I'm a Victorian freelance writer & photographer living in the Macedon Ranges north of Melbourne.
Published June 7th 2012
It gave Port Phillip the reputation of the most fortified port facility in the southern hemisphere but the guns of Fort Queenscliff were never fired in anger.
During the 1850s, at the height of the gold rush and shortly after the outbreak of the Crimean War, storehouses full of bullion fuelled fears that the colony of Victoria might become a target for French or Russian expansionism in the Pacific. That fear led to the recommendation in 1859 that Port Phillip Heads be fortified.
Work on fortifications at Shortland's Bluff began in 1860 with the construction of a sea wall housing heavy guns. By 1864 the first permanent battery was in place above the sea wall and comprised four 68 pound, muzzle-loading cannon manned by volunteer artillerymen.
A further two batteries were completed in1882 and by 1886 the fortifications at Queenscliff were complete.
Several period weapons can be viewed on the lawn at the Fort's main gate.
The finished Fort comprised a wall of handmade bricks with firing loopholes provided at intervals throughout its length. A raised mound of earth was built up inside the wall from which defenders could fire on an approaching enemy. The entire perimeter was surrounded by a moat with access gained through two large gates each fronted by a wooden bridge.
The north wall included a fort within a fort. Called the 'keep' it was a self-contained, raised watch tower overseeing the landward approaches and manned by a small force able to fight on if the main garrison was over run.
The 'Keep' was a fort wthin the fort. Here the defenders would make a last stand in the event the fort proper was over-run.
The fort eventually became the headquarters for a chain of defences which developed around Port Phillip Heads including Fort Nepean, on the eastern side of The Rip, and the man-made island gun emplacements at Pope's Eye and South Channel Fort.
Concrete magazines held the shells and powder used by Fort Queenscliff's defenders.
It was from Fort Queenscliff that the order to fire the first Allied shots of World War 1 was given, directing Fort Nepean to fire on the German freighter PFALZ as she attempted to flee the Port of Melbourne at the outbreak of war.
Ironically the very same gun also fired the first Allied shot of World War 2.
At 9.15 PM on September 3rd 1939 the 820 ton coastal steamer WONIORA passed through the heads as she returned to Melbourne from Tasmania.
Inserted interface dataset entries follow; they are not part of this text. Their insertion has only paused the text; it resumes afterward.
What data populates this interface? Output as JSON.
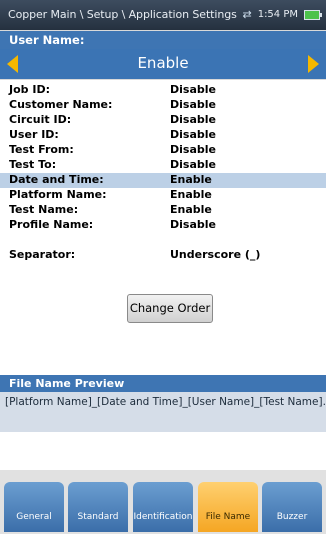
{
  "status_bar": {
    "breadcrumb": "Copper Main \\ Setup \\ Application Settings",
    "time": "1:54 PM",
    "icons": [
      "sync-icon",
      "battery-icon"
    ]
  },
  "selector": {
    "title": "User Name:",
    "value": "Enable"
  },
  "fields": [
    {
      "label": "Job ID:",
      "value": "Disable"
    },
    {
      "label": "Customer Name:",
      "value": "Disable"
    },
    {
      "label": "Circuit ID:",
      "value": "Disable"
    },
    {
      "label": "User ID:",
      "value": "Disable"
    },
    {
      "label": "Test From:",
      "value": "Disable"
    },
    {
      "label": "Test To:",
      "value": "Disable"
    },
    {
      "label": "Date and Time:",
      "value": "Enable"
    },
    {
      "label": "Platform Name:",
      "value": "Enable"
    },
    {
      "label": "Test Name:",
      "value": "Enable"
    },
    {
      "label": "Profile Name:",
      "value": "Disable"
    }
  ],
  "separator": {
    "label": "Separator:",
    "value": "Underscore (_)"
  },
  "change_order_label": "Change Order",
  "preview": {
    "title": "File Name Preview",
    "text": "[Platform Name]_[Date and Time]_[User Name]_[Test Name].cq"
  },
  "tabs": [
    {
      "label": "General"
    },
    {
      "label": "Standard"
    },
    {
      "label": "Identification"
    },
    {
      "label": "File Name"
    },
    {
      "label": "Buzzer"
    }
  ],
  "colors": {
    "header": "#3e75b3",
    "highlight_row": "#bcd0e6",
    "active_tab": "#f5a623",
    "arrow": "#f5b800"
  }
}
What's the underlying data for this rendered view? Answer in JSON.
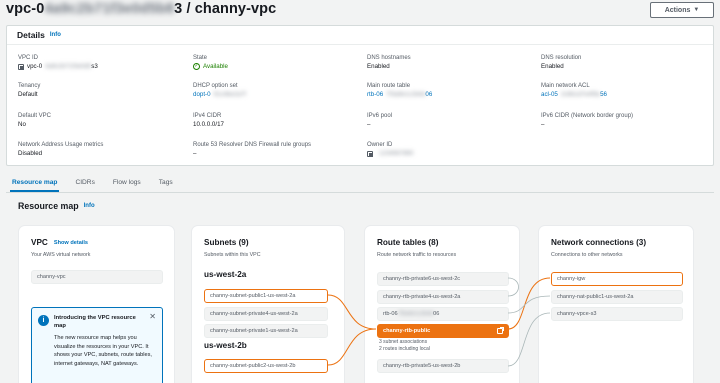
{
  "header": {
    "title_prefix": "vpc-0",
    "title_redacted": "4a9c2b71f3e0d5b8",
    "title_suffix": "3 / channy-vpc",
    "actions_label": "Actions"
  },
  "details": {
    "heading": "Details",
    "info": "Info",
    "fields": [
      {
        "label": "VPC ID",
        "value": "vpc-0",
        "redacted": "4a9c2b71f3e0d5",
        "suffix": "s3",
        "copy": true
      },
      {
        "label": "State",
        "value": "Available",
        "status": "ok"
      },
      {
        "label": "DNS hostnames",
        "value": "Enabled"
      },
      {
        "label": "DNS resolution",
        "value": "Enabled"
      },
      {
        "label": "Tenancy",
        "value": "Default"
      },
      {
        "label": "DHCP option set",
        "value": "dopt-0",
        "redacted": "91c4be2a7f",
        "link": true
      },
      {
        "label": "Main route table",
        "value": "rtb-06",
        "redacted": "7f3a9e1c2b4d",
        "suffix": "06",
        "link": true
      },
      {
        "label": "Main network ACL",
        "value": "acl-05",
        "redacted": "2c8b1d7e4f9a",
        "suffix": "56",
        "link": true
      },
      {
        "label": "Default VPC",
        "value": "No"
      },
      {
        "label": "IPv4 CIDR",
        "value": "10.0.0.0/17"
      },
      {
        "label": "IPv6 pool",
        "value": "–"
      },
      {
        "label": "IPv6 CIDR (Network border group)",
        "value": "–"
      },
      {
        "label": "Network Address Usage metrics",
        "value": "Disabled"
      },
      {
        "label": "Route 53 Resolver DNS Firewall rule groups",
        "value": "–"
      },
      {
        "label": "Owner ID",
        "value": "",
        "redacted": "1234567890",
        "copy": true
      }
    ]
  },
  "tabs": [
    "Resource map",
    "CIDRs",
    "Flow logs",
    "Tags"
  ],
  "resource_map": {
    "title": "Resource map",
    "info": "Info",
    "vpc": {
      "title": "VPC",
      "show_details": "Show details",
      "subtitle": "Your AWS virtual network",
      "item": "channy-vpc",
      "intro": {
        "title": "Introducing the VPC resource map",
        "body": "The new resource map helps you visualize the resources in your VPC. It shows your VPC, subnets, route tables, internet gateways, NAT gateways."
      }
    },
    "subnets": {
      "title": "Subnets (9)",
      "subtitle": "Subnets within this VPC",
      "regions": [
        {
          "name": "us-west-2a",
          "items": [
            "channy-subnet-public1-us-west-2a",
            "channy-subnet-private4-us-west-2a",
            "channy-subnet-private1-us-west-2a"
          ]
        },
        {
          "name": "us-west-2b",
          "items": [
            "channy-subnet-public2-us-west-2b"
          ]
        }
      ]
    },
    "route_tables": {
      "title": "Route tables (8)",
      "subtitle": "Route network traffic to resources",
      "items": [
        "channy-rtb-private6-us-west-2c",
        "channy-rtb-private4-us-west-2a",
        "rtb-06",
        "channy-rtb-public",
        "channy-rtb-private5-us-west-2b"
      ],
      "redacted_rtb": "7f3a9e1c2b4d",
      "redacted_suffix": "06",
      "assoc_line1": "3 subnet associations",
      "assoc_line2": "2 routes including local"
    },
    "network": {
      "title": "Network connections (3)",
      "subtitle": "Connections to other networks",
      "items": [
        "channy-igw",
        "channy-nat-public1-us-west-2a",
        "channy-vpce-s3"
      ]
    }
  },
  "colors": {
    "accent": "#ec7211",
    "link": "#0073bb",
    "ok": "#1d8102"
  }
}
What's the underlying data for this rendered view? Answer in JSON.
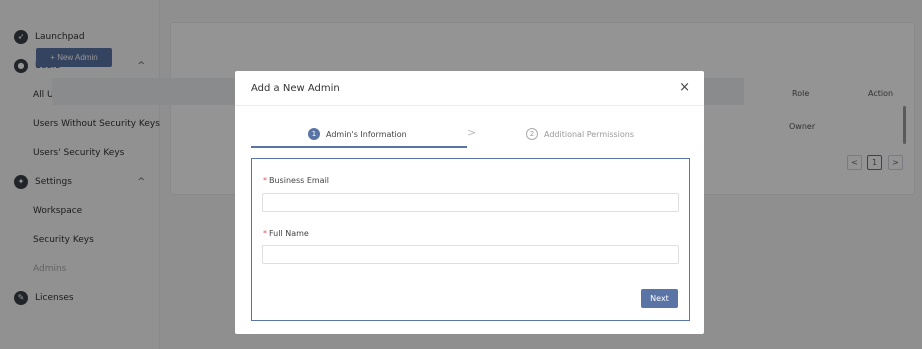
{
  "sidebar": {
    "launchpad": {
      "label": "Launchpad",
      "icon": "rocket-icon"
    },
    "users": {
      "label": "Users",
      "icon": "users-icon",
      "chevron": "^",
      "children": [
        "All Users",
        "Users Without Security Keys",
        "Users' Security Keys"
      ]
    },
    "settings": {
      "label": "Settings",
      "icon": "gear-icon",
      "chevron": "^",
      "children": [
        "Workspace",
        "Security Keys",
        "Admins"
      ]
    },
    "licenses": {
      "label": "Licenses",
      "icon": "license-icon"
    },
    "active_item": "Admins"
  },
  "main": {
    "new_admin_label": "+ New Admin",
    "table": {
      "headers": {
        "role": "Role",
        "action": "Action"
      },
      "rows": [
        {
          "role": "Owner"
        }
      ]
    },
    "pagination": {
      "prev": "<",
      "current": "1",
      "next": ">"
    }
  },
  "modal": {
    "title": "Add a New Admin",
    "close": "×",
    "steps": [
      {
        "num": "1",
        "label": "Admin's Information",
        "active": true
      },
      {
        "num": "2",
        "label": "Additional Permissions",
        "active": false
      }
    ],
    "step_separator": ">",
    "fields": [
      {
        "label": "Business Email",
        "required": "*",
        "value": "",
        "placeholder": ""
      },
      {
        "label": "Full Name",
        "required": "*",
        "value": "",
        "placeholder": ""
      }
    ],
    "next_label": "Next"
  },
  "colors": {
    "accent": "#5b74a6",
    "required": "#e05555",
    "overlay": "rgba(0,0,0,0.42)"
  }
}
When she failed to stop as directed Fort Nepean fired a 100-pound shell across her bow. Needless to say the WONIORA heaved-too.
Today Fort Queenscliff is both home to a unit of the Australian Regular Army and a meticulously maintained historic site.
The original command post, signal station, guardroom, cell block, barracks and two lighthouses together with a range of weapons have all been carefully restored and are supplemented by a small but excellent military museum.
Without doubt, time taken to tour Fort Queenscliff, the largest and best preserved of Australia's 19th century fortifications, is time well spent.